Located in on University Avenue in Charlottetown, My Plum, My Duck offers eat-in service, take-out, delivery, and grab-and-go lunches. Dishes are prepared from scratch, with local, organic ingredients.
The café, owned and operated by Chef Sarah Forrester Wendt, caters to vegans, vegetarians, and diners with allergies and other special dietary needs. There is a special prep area in the kitchen for chefs to safely prepare dishes for celiacs and other allergy sufferers. Whole grains, locally-grown seasonal vegetables, and legumes are key ingredients, and there is also a locally-sourced fish-based option.
The unusual name of the restaurant comes from a pet name Sara’s father calls her mother. Sarah’s interest in nutrition and cooking started when her family adopted a macrobiotic diet as a way for her father to fight a cancer diagnosis.
“I come from a big family, and of all the chores we had to do, cooking was my favourite,” says Sarah. “I’ve been cooking since I was 11 years old.”
When she was home with her three young children, she held after-school cooking programs, and also ran a catering company called Macro Mom. Before opening her own restaurant, she was a full-time chef at Inn at St. Peters and then at Kettle Black.
When Sarah decided to start her own restaurant, she was able to take advantage of the Self Employ PEI program through SkillsPEI, which supplies business guidance and EI funding for a negotiated period of time.

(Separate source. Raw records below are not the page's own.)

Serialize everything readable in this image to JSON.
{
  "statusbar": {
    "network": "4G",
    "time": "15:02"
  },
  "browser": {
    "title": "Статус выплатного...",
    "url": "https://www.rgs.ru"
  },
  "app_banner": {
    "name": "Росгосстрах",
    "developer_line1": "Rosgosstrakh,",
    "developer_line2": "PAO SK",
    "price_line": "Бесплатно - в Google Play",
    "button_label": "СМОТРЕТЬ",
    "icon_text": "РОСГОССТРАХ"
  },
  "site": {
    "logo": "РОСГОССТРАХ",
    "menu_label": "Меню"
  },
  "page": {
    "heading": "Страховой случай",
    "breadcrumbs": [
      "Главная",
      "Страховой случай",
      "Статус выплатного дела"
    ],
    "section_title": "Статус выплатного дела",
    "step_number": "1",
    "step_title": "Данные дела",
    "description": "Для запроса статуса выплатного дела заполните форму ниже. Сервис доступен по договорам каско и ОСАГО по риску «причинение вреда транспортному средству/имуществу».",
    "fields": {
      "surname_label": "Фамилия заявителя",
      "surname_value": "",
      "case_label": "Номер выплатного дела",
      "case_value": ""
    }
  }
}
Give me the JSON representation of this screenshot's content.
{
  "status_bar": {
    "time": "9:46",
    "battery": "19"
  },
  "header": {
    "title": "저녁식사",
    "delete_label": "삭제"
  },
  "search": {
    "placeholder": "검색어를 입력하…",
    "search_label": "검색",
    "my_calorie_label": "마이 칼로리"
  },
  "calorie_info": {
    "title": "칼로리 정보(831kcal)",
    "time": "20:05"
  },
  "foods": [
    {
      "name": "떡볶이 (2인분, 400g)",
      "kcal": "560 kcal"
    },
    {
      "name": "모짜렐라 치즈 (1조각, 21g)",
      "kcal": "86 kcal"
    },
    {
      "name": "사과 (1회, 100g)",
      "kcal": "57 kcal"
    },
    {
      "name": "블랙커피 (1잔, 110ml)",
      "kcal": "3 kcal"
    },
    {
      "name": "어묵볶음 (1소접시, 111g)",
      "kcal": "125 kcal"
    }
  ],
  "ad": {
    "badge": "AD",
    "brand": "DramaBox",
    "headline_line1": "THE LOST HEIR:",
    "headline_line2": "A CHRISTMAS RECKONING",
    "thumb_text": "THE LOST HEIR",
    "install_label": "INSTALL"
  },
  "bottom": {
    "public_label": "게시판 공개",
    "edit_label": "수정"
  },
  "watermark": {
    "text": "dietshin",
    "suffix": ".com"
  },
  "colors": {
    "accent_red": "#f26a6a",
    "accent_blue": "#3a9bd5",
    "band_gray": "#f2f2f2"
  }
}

“The program was extremely helpful,” says Sarah. “I learned all about paperwork, finances, fund raising, paying bills and writing pay cheques. There is so much involved in running a restaurant. I was already a chef, but now I’m also the boss and owner, waitress, dishwasher, and errand boy. If I am not here, I’m thinking about being here. I take it home with me every day, but I love this restaurant.”
Vegan/vegetarian options take off
When it opened two years ago, My Plum My Duck was the first vegetarian/vegan restaurant in Charlottetown. Since then, two more vegan cafés have appeared in Charlottetown. Sarah has noticed that other competing restaurants have also taken note. “Since I opened, almost all the restaurants in town have begun to offer at least one vegetarian menu item.”
Sarah’s culinary education did not follow the typical route. She attended the Kushi Institute in Becket, Massachusetts, where she studied macrobiotic theory, cooking, and shiatsu massage. She also studied cooking in Italy and Mexico. She has judged black box culinary competitions, taught classes at the Farm Centre, hosted interns in her restaurant, and mentored students.
Sarah sells her home-made pickled vegetables at the Farmers Market and through the store. Her veggie burgers, seitan “steak” and wingless wings are sold at the Riverview Market in Charlottetown and at Farmed Market in Summerside. Egg-free dairy-free mayonnaise is available, and she also offers catering and special orders.
“We are very sensitive to allergies. If someone on a soy-free, dairy-free, egg-free, wheat-free diet and wants a birthday cake, we can do that.” She also offers a program where customers can get ten 16-ounce portions of gluten-free vegan soups a month.
A room off the restaurant has been re-purposed to offer Island-made yarn, specialty coffees, and local art.
There is a staff of five, including a server, catering service, and two to three in the kitchen. “We would like to hire one full-time person for the kitchen and one for front of house for the summer.
“When hiring, previous experience is less important than a good attitude and a willingness to learn. I can teach the skills and knowledge you need to work here.”
For more about SkllsPEI programs, visit www.skillspei.ca.
The Self Employ PEI program is funded in whole or in part by the Canada-PEI labour market agreements.